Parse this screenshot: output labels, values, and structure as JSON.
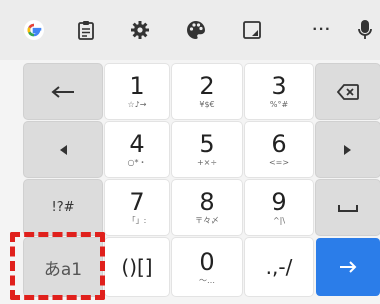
{
  "toolbar": {
    "icons": [
      "google-g-icon",
      "clipboard-icon",
      "settings-gear-icon",
      "palette-icon",
      "resize-icon",
      "more-icon",
      "mic-icon"
    ],
    "more_label": "···"
  },
  "keys": {
    "k1": {
      "main": "1",
      "sub": "☆♪→"
    },
    "k2": {
      "main": "2",
      "sub": "¥$€"
    },
    "k3": {
      "main": "3",
      "sub": "%°#"
    },
    "k4": {
      "main": "4",
      "sub": "○*・"
    },
    "k5": {
      "main": "5",
      "sub": "+×÷"
    },
    "k6": {
      "main": "6",
      "sub": "<=>"
    },
    "k7": {
      "main": "7",
      "sub": "「」:"
    },
    "k8": {
      "main": "8",
      "sub": "〒々〆"
    },
    "k9": {
      "main": "9",
      "sub": "^|\\"
    },
    "k0": {
      "main": "0",
      "sub": "〜…"
    },
    "brackets": "()[]",
    "punct": ".,-/",
    "symbols": "!?#",
    "mode": "あa1"
  },
  "colors": {
    "accent": "#2b7de9",
    "highlight": "#e0201c"
  }
}
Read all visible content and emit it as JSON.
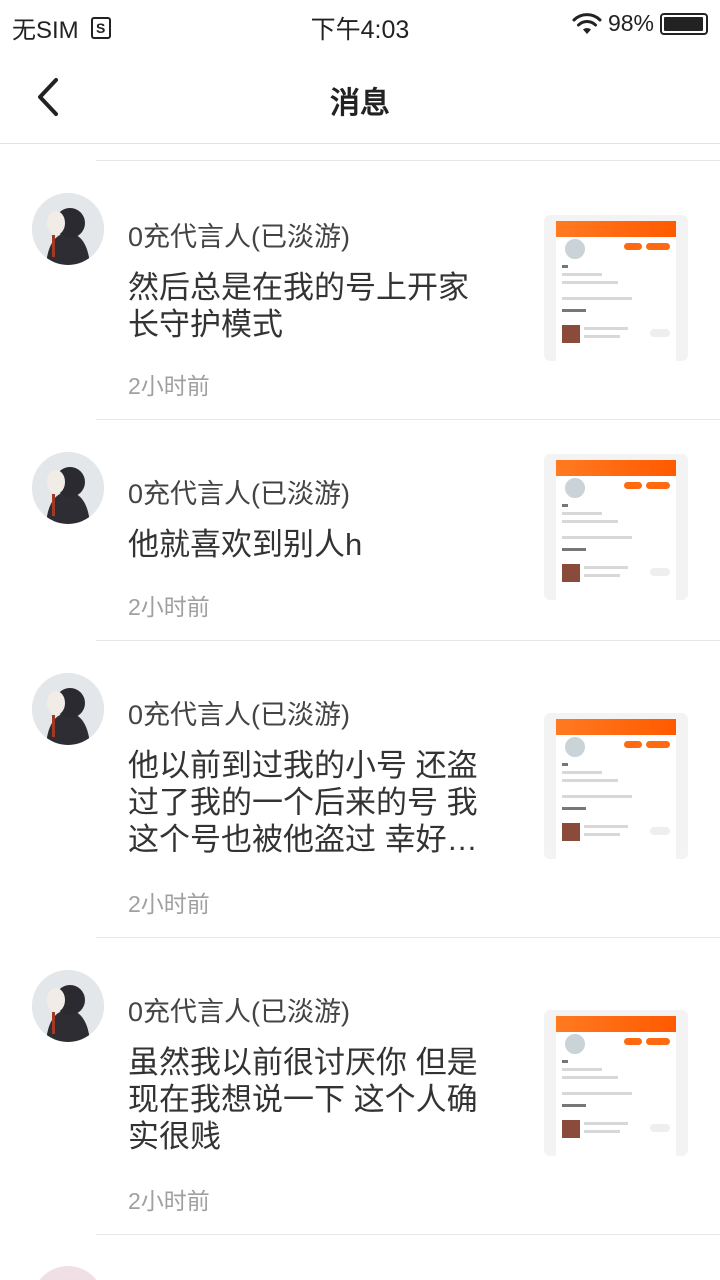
{
  "status_bar": {
    "carrier": "无SIM",
    "sim_icon_glyph": "S",
    "time": "下午4:03",
    "battery_percent": "98%",
    "battery_level": 0.98
  },
  "nav": {
    "back_icon": "chevron-left-icon",
    "title": "消息"
  },
  "messages": [
    {
      "sender": "0充代言人(已淡游)",
      "text": "然后总是在我的号上开家长守护模式",
      "time": "2小时前"
    },
    {
      "sender": "0充代言人(已淡游)",
      "text": "他就喜欢到别人h",
      "time": "2小时前"
    },
    {
      "sender": "0充代言人(已淡游)",
      "text": "他以前到过我的小号 还盗过了我的一个后来的号 我这个号也被他盗过 幸好…",
      "time": "2小时前"
    },
    {
      "sender": "0充代言人(已淡游)",
      "text": "虽然我以前很讨厌你 但是现在我想说一下 这个人确实很贱",
      "time": "2小时前"
    }
  ],
  "colors": {
    "accent": "#ff6a10",
    "separator": "#e6e6e6",
    "time_text": "#a0a0a0"
  }
}
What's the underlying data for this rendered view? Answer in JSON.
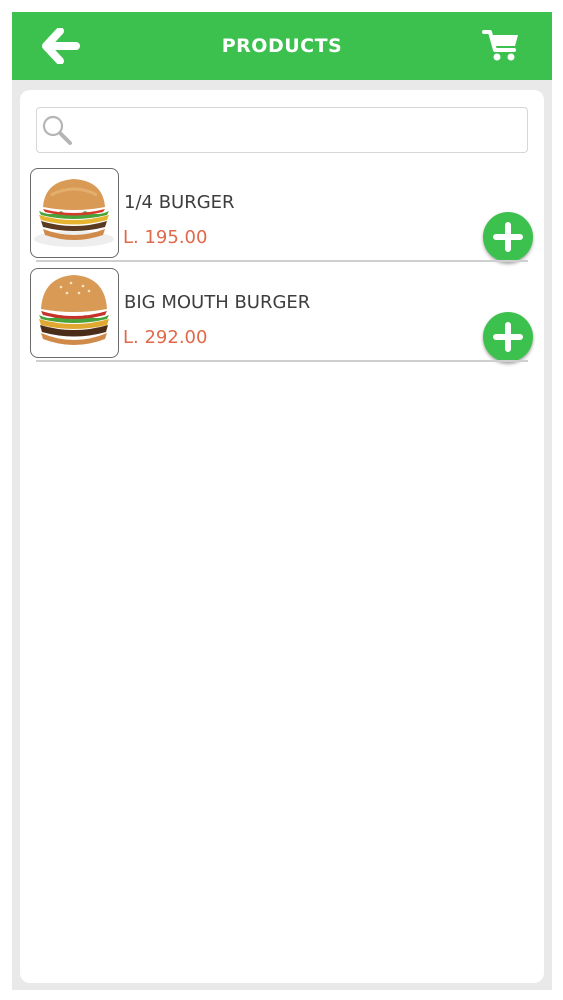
{
  "header": {
    "title": "PRODUCTS",
    "back_icon": "arrow-left-icon",
    "cart_icon": "shopping-cart-icon",
    "color": "#3cc14e"
  },
  "search": {
    "placeholder": "",
    "value": "",
    "icon": "search-icon"
  },
  "products": [
    {
      "name": "1/4 BURGER",
      "price": "L. 195.00",
      "image": "burger-image"
    },
    {
      "name": "BIG MOUTH BURGER",
      "price": "L. 292.00",
      "image": "burger-image"
    }
  ],
  "colors": {
    "accent": "#3cc14e",
    "price": "#e0694a",
    "text": "#3e3e3e"
  }
}
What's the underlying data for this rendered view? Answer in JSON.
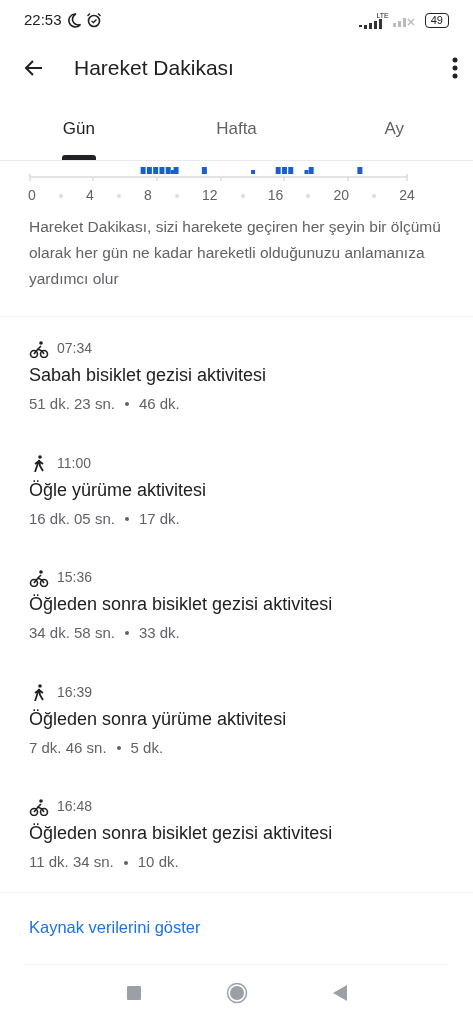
{
  "status_bar": {
    "time": "22:53",
    "network": "LTE",
    "battery": "49"
  },
  "app_bar": {
    "title": "Hareket Dakikası"
  },
  "tabs": [
    {
      "label": "Gün",
      "selected": true
    },
    {
      "label": "Hafta",
      "selected": false
    },
    {
      "label": "Ay",
      "selected": false
    }
  ],
  "axis_labels": [
    "0",
    "4",
    "8",
    "12",
    "16",
    "20",
    "24"
  ],
  "description": "Hareket Dakikası, sizi harekete geçiren her şeyin bir ölçümü olarak her gün ne kadar hareketli olduğunuzu anlamanıza yardımcı olur",
  "activities": [
    {
      "kind": "cycling",
      "time": "07:34",
      "title": "Sabah bisiklet gezisi aktivitesi",
      "duration": "51 dk. 23 sn.",
      "move_minutes": "46 dk."
    },
    {
      "kind": "walking",
      "time": "11:00",
      "title": "Öğle yürüme aktivitesi",
      "duration": "16 dk. 05 sn.",
      "move_minutes": "17 dk."
    },
    {
      "kind": "cycling",
      "time": "15:36",
      "title": "Öğleden sonra bisiklet gezisi aktivitesi",
      "duration": "34 dk. 58 sn.",
      "move_minutes": "33 dk."
    },
    {
      "kind": "walking",
      "time": "16:39",
      "title": "Öğleden sonra yürüme aktivitesi",
      "duration": "7 dk. 46 sn.",
      "move_minutes": "5 dk."
    },
    {
      "kind": "cycling",
      "time": "16:48",
      "title": "Öğleden sonra bisiklet gezisi aktivitesi",
      "duration": "11 dk. 34 sn.",
      "move_minutes": "10 dk."
    }
  ],
  "source_link": "Kaynak verilerini göster"
}
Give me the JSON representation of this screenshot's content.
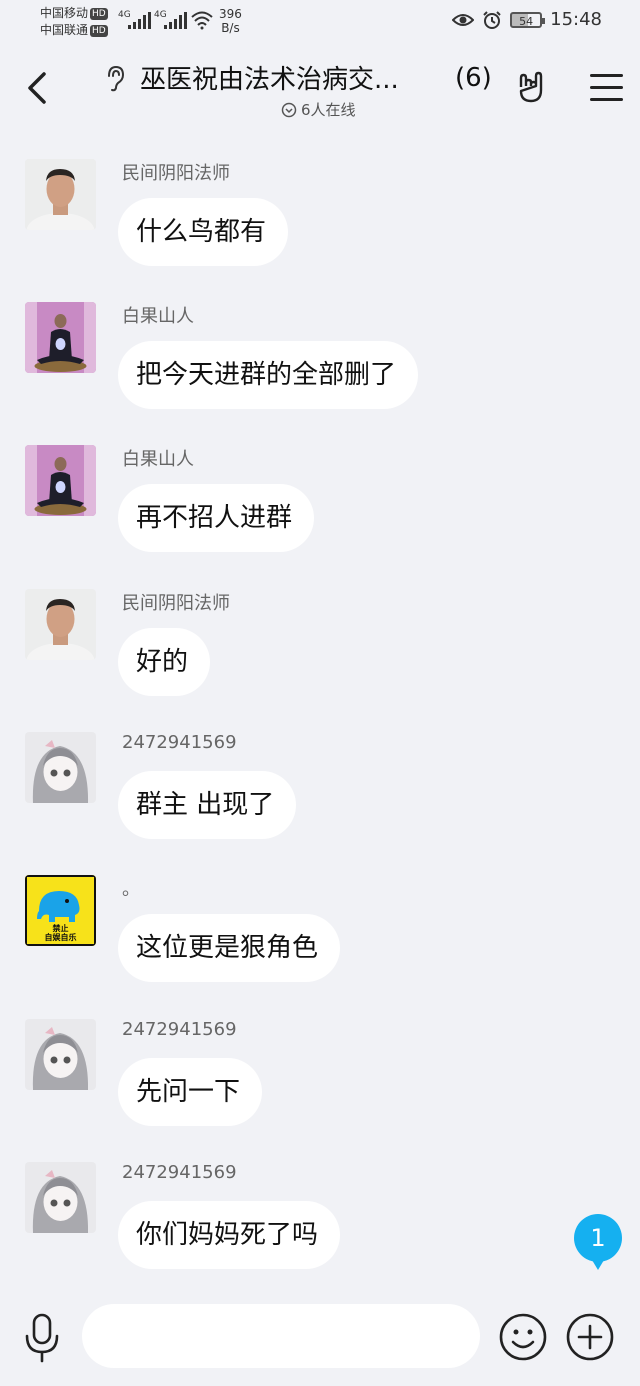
{
  "status": {
    "carrier1": "中国移动",
    "carrier2": "中国联通",
    "hd": "HD",
    "signal_type": "4G",
    "net_speed": "396",
    "net_unit": "B/s",
    "battery": "54",
    "time": "15:48"
  },
  "header": {
    "title": "巫医祝由法术治病交...",
    "member_count": "(6)",
    "online": "6人在线"
  },
  "messages": [
    {
      "sender": "民间阴阳法师",
      "text": "什么鸟都有",
      "avatar": "man-photo"
    },
    {
      "sender": "白果山人",
      "text": "把今天进群的全部删了",
      "avatar": "meditation-photo"
    },
    {
      "sender": "白果山人",
      "text": "再不招人进群",
      "avatar": "meditation-photo"
    },
    {
      "sender": "民间阴阳法师",
      "text": "好的",
      "avatar": "man-photo"
    },
    {
      "sender": "2472941569",
      "text": "群主 出现了",
      "avatar": "anime-girl"
    },
    {
      "sender": "。",
      "text": "这位更是狠角色",
      "avatar": "elephant-sign"
    },
    {
      "sender": "2472941569",
      "text": "先问一下",
      "avatar": "anime-girl"
    },
    {
      "sender": "2472941569",
      "text": "你们妈妈死了吗",
      "avatar": "anime-girl"
    }
  ],
  "elephant_sign_text": [
    "禁止",
    "自娱自乐"
  ],
  "unread_count": "1",
  "input": {
    "placeholder": ""
  },
  "colors": {
    "background": "#f1f2f6",
    "bubble": "#ffffff",
    "unread_badge": "#15b0f0"
  }
}
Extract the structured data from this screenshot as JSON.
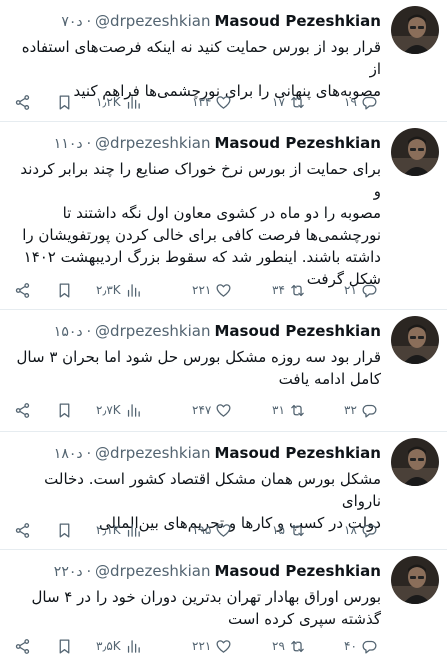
{
  "tweets": [
    {
      "name": "Masoud Pezeshkian",
      "handle": "@drpezeshkian",
      "time": "۷۰د",
      "lines": [
        "قرار بود از بورس حمایت کنید نه اینکه فرصت‌های استفاده از",
        "مصوبه‌های پنهانی را برای نورچشمی‌ها فراهم کنید"
      ],
      "replies": "۱۹",
      "retweets": "۱۷",
      "likes": "۱۳۴",
      "views": "۱٫۲K"
    },
    {
      "name": "Masoud Pezeshkian",
      "handle": "@drpezeshkian",
      "time": "۱۱۰د",
      "lines": [
        "برای حمایت از بورس نرخ خوراک صنایع را چند برابر کردند و",
        "مصوبه را دو ماه در کشوی معاون اول نگه داشتند تا",
        "نورچشمی‌ها فرصت کافی برای خالی کردن پورتفویشان را",
        "داشته باشند. اینطور شد که سقوط بزرگ اردیبهشت ۱۴۰۲",
        "شکل گرفت"
      ],
      "replies": "۲۱",
      "retweets": "۳۴",
      "likes": "۲۲۱",
      "views": "۲٫۳K"
    },
    {
      "name": "Masoud Pezeshkian",
      "handle": "@drpezeshkian",
      "time": "۱۵۰د",
      "lines": [
        "قرار بود سه روزه مشکل بورس حل شود اما بحران ۳ سال",
        "کامل ادامه یافت"
      ],
      "replies": "۳۲",
      "retweets": "۳۱",
      "likes": "۲۴۷",
      "views": "۲٫۷K"
    },
    {
      "name": "Masoud Pezeshkian",
      "handle": "@drpezeshkian",
      "time": "۱۸۰د",
      "lines": [
        "مشکل بورس همان مشکل اقتصاد کشور است. دخالت ناروای",
        "دولت در کسب و کارها و تحریم‌های بین‌المللی"
      ],
      "replies": "۱۸",
      "retweets": "۱۵",
      "likes": "۱۹۵",
      "views": "۲٫۱K"
    },
    {
      "name": "Masoud Pezeshkian",
      "handle": "@drpezeshkian",
      "time": "۲۲۰د",
      "lines": [
        "بورس اوراق بهادار تهران بدترین دوران خود را در ۴ سال",
        "گذشته سپری کرده است"
      ],
      "replies": "۴۰",
      "retweets": "۲۹",
      "likes": "۲۲۱",
      "views": "۳٫۵K"
    }
  ]
}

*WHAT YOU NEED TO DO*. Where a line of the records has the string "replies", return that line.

*TASK RESULT*.
      "replies": "۱۹",
      "replies": "۲۱",
      "replies": "۳۲",
      "replies": "۱۸",
      "replies": "۴۰",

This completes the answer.